I first heard the roar of a lion when I was about six. It was the same day I first saw elephants. I was too young to spell 'fear', so I felt none and smiled. I even laughed at the incredible sound and the sight of that huge maned lion as he turned to us and gave it everything he had. But it was probably the smell of the air, that petrichor, of rain on the Earth that made me fall in love.

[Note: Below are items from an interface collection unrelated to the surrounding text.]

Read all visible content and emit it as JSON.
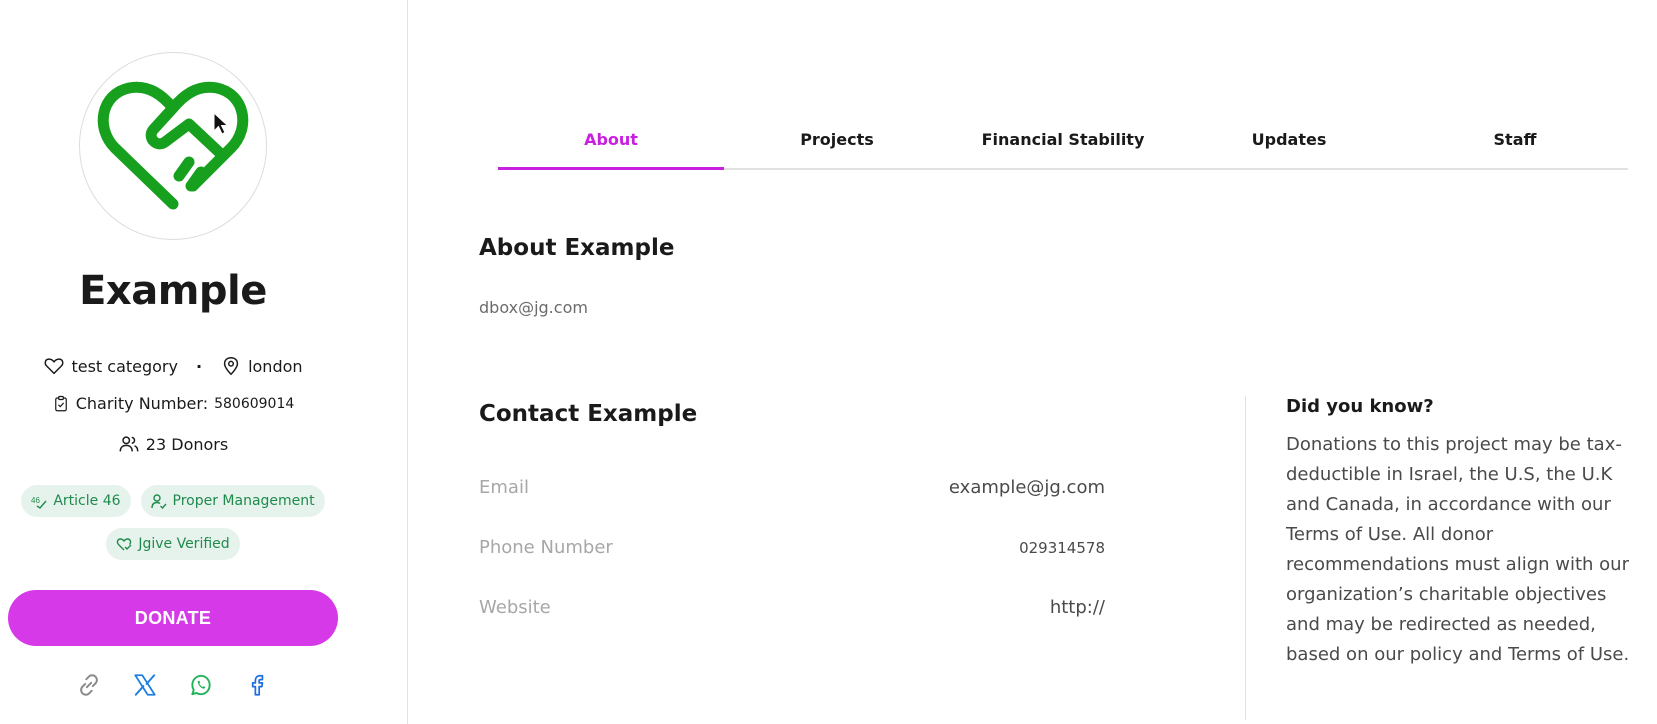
{
  "organization": {
    "name": "Example",
    "category": "test category",
    "location": "london",
    "charity_number_label": "Charity Number:",
    "charity_number": "580609014",
    "donors": "23 Donors",
    "logo_color": "#16a01e"
  },
  "badges": [
    {
      "label": "Article 46",
      "icon": "article-46-icon"
    },
    {
      "label": "Proper Management",
      "icon": "user-check-icon"
    },
    {
      "label": "Jgive Verified",
      "icon": "heart-check-icon"
    }
  ],
  "donate_label": "DONATE",
  "share_icons": [
    "link-icon",
    "x-icon",
    "whatsapp-icon",
    "facebook-icon"
  ],
  "tabs": [
    {
      "label": "About",
      "active": true
    },
    {
      "label": "Projects",
      "active": false
    },
    {
      "label": "Financial Stability",
      "active": false
    },
    {
      "label": "Updates",
      "active": false
    },
    {
      "label": "Staff",
      "active": false
    }
  ],
  "about": {
    "title": "About Example",
    "text": "dbox@jg.com"
  },
  "contact": {
    "title": "Contact Example",
    "rows": [
      {
        "label": "Email",
        "value": "example@jg.com"
      },
      {
        "label": "Phone Number",
        "value": "029314578"
      },
      {
        "label": "Website",
        "value": "http://"
      }
    ]
  },
  "did_you_know": {
    "title": "Did you know?",
    "text": "Donations to this project may be tax-deductible in Israel, the U.S, the U.K and Canada, in accordance with our Terms of Use. All donor recommendations must align with our organization’s charitable objectives and may be redirected as needed, based on our policy and Terms of Use."
  },
  "colors": {
    "accent": "#c91fe0",
    "donate": "#d63ae8",
    "badge_bg": "#e6f3ec",
    "badge_text": "#1f8a4c"
  }
}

That same feeling of intoxicating joy washes over me whenever we land at Great Plains Duba Plains camp, and the wild sage almost burns the rim of my nostrils. Or the confusing melody of a million wildebeest just over the horizon on their way to Mara Plains and Mara Nyika. Africa is the birthplace of humans, home, the place we are most at ease, where the rhythms just seem to resonate. It is why my wife Beverly and I first started researching wildlife and then turned to filming it for National Geographic, and ultimately why we started Great Plains Conservation, all to, quite simply, celebrate Earth. There is so much that nature can teach us in life so shouldn’t we in turn educate children about why wildlife and looking after the planet is so important? Without wildlife, we wouldn’t be able to breathe fresh air, swim in clean water, cool off in the shade under a tree or experience the incredible natural wonders of the world. We can all remember the liberating time, as kids, when we had the freedom to be outside all day, making stuff from sticks, catching tadpoles, and climbing trees. We were all explorers of some kind, we still are. As children, we explore, we discover, we get lost in our adventures, but we always return the wiser and more enlightened. Safaris with kids are much the same– a time to stimulate all the senses- although we try not to lose them!

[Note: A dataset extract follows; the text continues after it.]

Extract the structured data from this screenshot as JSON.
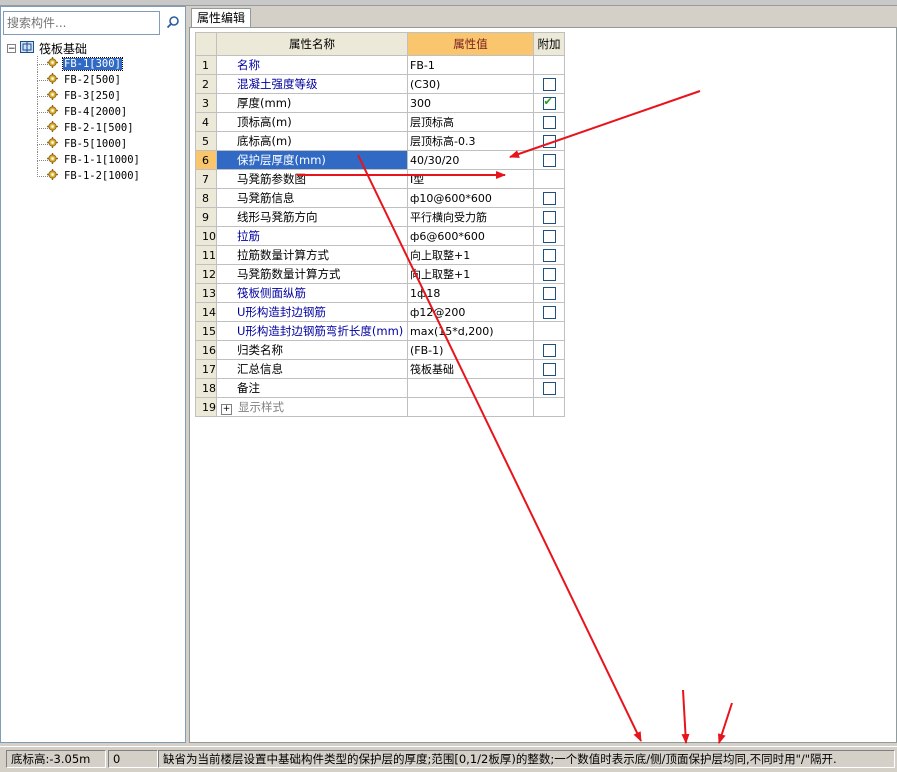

We encourage the children and teens visiting Great Plains camps to learn from their guides about the vegetation and wildlife they see during the morning or evening game-drive, whether it is testing their newly acquired tracking skills or seeing creepy crawlies and nocturnal animals by moonlight or with a flashlight. Experiencing wildlife and learning first-hand in nature is so important for children to really understand and appreciate how incredible wildlife is. It is also important to teach how we can make a big difference to wildlife and nature at home by making very small changes. We should teach children that they can be the change as ultimately they are the future!

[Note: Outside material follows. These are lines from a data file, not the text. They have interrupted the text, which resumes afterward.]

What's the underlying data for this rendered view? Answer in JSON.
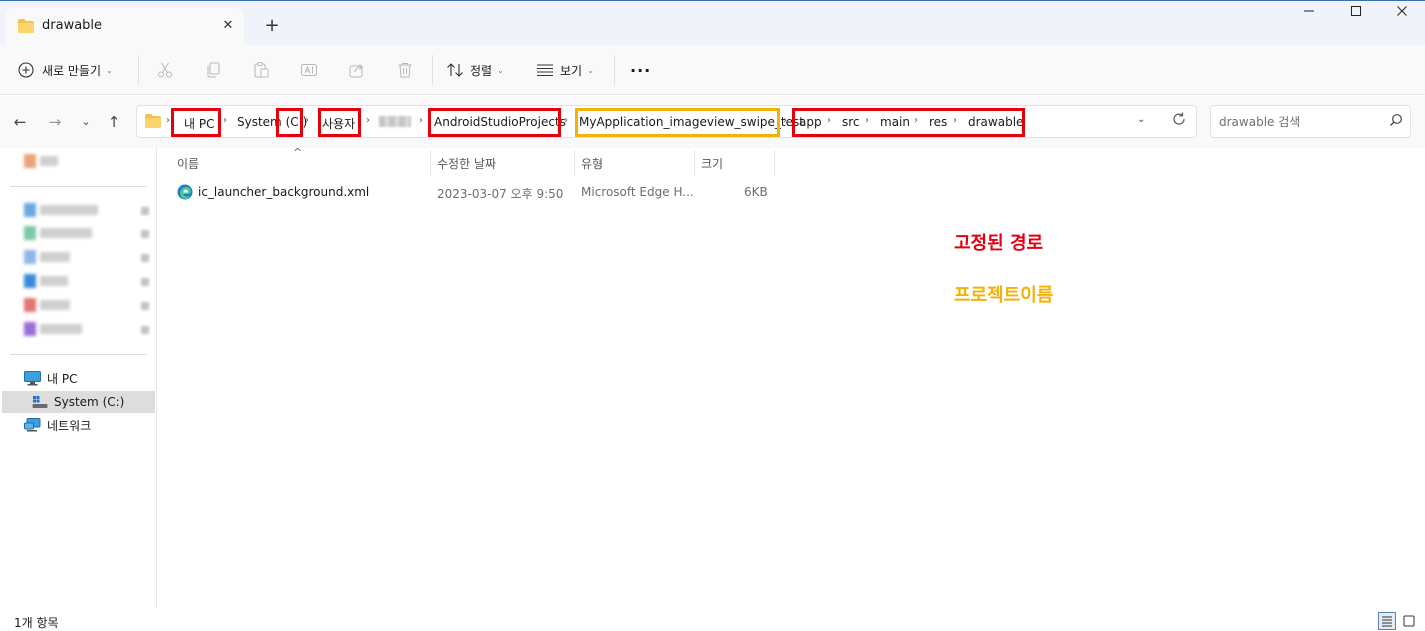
{
  "window": {
    "tab_title": "drawable",
    "new_tab": "+",
    "controls": {
      "minimize": "—",
      "maximize": "☐",
      "close": "✕"
    }
  },
  "toolbar": {
    "new_label": "새로 만들기",
    "sort_label": "정렬",
    "view_label": "보기",
    "more_label": "···"
  },
  "address": {
    "crumbs": [
      "내 PC",
      "System (C:)",
      "사용자",
      "AndroidStudioProjects",
      "MyApplication_imageview_swipe_test",
      "app",
      "src",
      "main",
      "res",
      "drawable"
    ]
  },
  "search": {
    "placeholder": "drawable 검색"
  },
  "sidebar": {
    "items": [
      {
        "label": "내 PC",
        "icon": "monitor-icon"
      },
      {
        "label": "System (C:)",
        "icon": "drive-icon",
        "selected": true
      },
      {
        "label": "네트워크",
        "icon": "network-icon"
      }
    ]
  },
  "columns": {
    "name": "이름",
    "modified": "수정한 날짜",
    "type": "유형",
    "size": "크기"
  },
  "files": [
    {
      "name": "ic_launcher_background.xml",
      "modified": "2023-03-07 오후 9:50",
      "type": "Microsoft Edge H...",
      "size": "6KB",
      "icon": "edge-icon"
    }
  ],
  "annotations": {
    "fixed_path": "고정된 경로",
    "project_name": "프로젝트이름",
    "fixed_color": "#e3000f",
    "project_color": "#f2b10d"
  },
  "status": {
    "item_count": "1개 항목"
  }
}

Their enthusiasm can be time consuming- If they're waiting to capture an image or sight of a bird they've never seen before- they will stay there all day if needs be, so don't make plans for the evening after a day out at a sanctuary, reserve or park...